**THE TASK:**
Where a line holds the word "legend", copy that line from the data below.

**DATA SUPPLIED:**

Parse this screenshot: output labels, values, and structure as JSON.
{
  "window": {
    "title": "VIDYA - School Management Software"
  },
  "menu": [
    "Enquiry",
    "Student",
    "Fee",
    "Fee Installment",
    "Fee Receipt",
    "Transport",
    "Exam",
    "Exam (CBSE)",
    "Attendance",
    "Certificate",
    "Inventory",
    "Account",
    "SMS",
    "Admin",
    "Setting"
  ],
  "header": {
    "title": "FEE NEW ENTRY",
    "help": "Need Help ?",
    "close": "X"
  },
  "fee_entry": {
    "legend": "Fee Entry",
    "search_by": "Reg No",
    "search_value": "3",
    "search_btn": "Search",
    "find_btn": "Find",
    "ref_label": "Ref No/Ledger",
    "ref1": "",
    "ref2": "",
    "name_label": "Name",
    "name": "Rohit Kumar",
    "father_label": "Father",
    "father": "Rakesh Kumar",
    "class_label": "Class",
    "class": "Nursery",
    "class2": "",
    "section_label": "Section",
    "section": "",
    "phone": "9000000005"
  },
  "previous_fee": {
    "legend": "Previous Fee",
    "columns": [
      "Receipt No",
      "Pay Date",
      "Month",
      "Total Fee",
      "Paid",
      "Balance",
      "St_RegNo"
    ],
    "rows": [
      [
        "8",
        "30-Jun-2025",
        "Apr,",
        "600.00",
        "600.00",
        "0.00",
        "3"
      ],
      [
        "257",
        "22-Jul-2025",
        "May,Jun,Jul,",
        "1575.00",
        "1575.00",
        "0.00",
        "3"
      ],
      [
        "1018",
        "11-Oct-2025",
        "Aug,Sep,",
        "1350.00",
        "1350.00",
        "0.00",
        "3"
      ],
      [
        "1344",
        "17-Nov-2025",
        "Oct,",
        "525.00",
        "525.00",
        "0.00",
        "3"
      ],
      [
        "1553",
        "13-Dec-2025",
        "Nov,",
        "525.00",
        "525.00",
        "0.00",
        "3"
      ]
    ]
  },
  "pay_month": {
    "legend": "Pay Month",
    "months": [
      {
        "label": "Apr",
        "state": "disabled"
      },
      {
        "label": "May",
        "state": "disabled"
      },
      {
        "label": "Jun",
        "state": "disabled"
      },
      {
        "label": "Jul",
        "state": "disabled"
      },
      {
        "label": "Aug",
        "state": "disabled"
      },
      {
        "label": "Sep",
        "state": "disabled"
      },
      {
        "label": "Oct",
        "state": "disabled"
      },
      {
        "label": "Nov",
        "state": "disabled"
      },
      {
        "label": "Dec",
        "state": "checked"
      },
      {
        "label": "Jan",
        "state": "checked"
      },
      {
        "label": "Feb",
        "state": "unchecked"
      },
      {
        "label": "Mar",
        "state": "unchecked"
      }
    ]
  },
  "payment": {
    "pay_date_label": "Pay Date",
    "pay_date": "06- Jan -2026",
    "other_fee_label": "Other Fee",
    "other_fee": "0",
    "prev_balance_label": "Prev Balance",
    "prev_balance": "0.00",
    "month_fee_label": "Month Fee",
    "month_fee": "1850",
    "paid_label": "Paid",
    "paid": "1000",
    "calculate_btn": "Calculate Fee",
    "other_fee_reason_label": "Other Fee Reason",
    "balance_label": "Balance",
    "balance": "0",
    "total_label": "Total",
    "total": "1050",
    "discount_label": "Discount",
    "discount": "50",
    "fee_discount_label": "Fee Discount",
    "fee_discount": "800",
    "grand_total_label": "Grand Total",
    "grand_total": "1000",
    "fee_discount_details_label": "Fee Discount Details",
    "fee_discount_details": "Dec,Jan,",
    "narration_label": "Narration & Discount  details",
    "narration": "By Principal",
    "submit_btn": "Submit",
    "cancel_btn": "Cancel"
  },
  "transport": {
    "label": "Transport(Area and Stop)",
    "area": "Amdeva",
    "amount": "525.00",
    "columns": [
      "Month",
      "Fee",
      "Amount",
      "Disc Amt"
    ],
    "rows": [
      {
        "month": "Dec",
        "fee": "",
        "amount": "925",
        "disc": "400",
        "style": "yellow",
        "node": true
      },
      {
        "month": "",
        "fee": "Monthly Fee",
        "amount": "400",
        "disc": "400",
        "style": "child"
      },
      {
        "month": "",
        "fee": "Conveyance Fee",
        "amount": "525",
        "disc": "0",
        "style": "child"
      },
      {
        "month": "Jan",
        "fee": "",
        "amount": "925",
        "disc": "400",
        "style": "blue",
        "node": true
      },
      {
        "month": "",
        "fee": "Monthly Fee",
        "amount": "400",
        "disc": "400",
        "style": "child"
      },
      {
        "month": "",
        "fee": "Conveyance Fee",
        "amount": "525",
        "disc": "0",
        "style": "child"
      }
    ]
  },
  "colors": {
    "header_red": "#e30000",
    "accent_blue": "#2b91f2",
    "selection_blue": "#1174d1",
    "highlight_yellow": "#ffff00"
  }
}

**TASK ANSWER:**
    "legend": "Fee Entry",
    "legend": "Previous Fee",
    "legend": "Pay Month",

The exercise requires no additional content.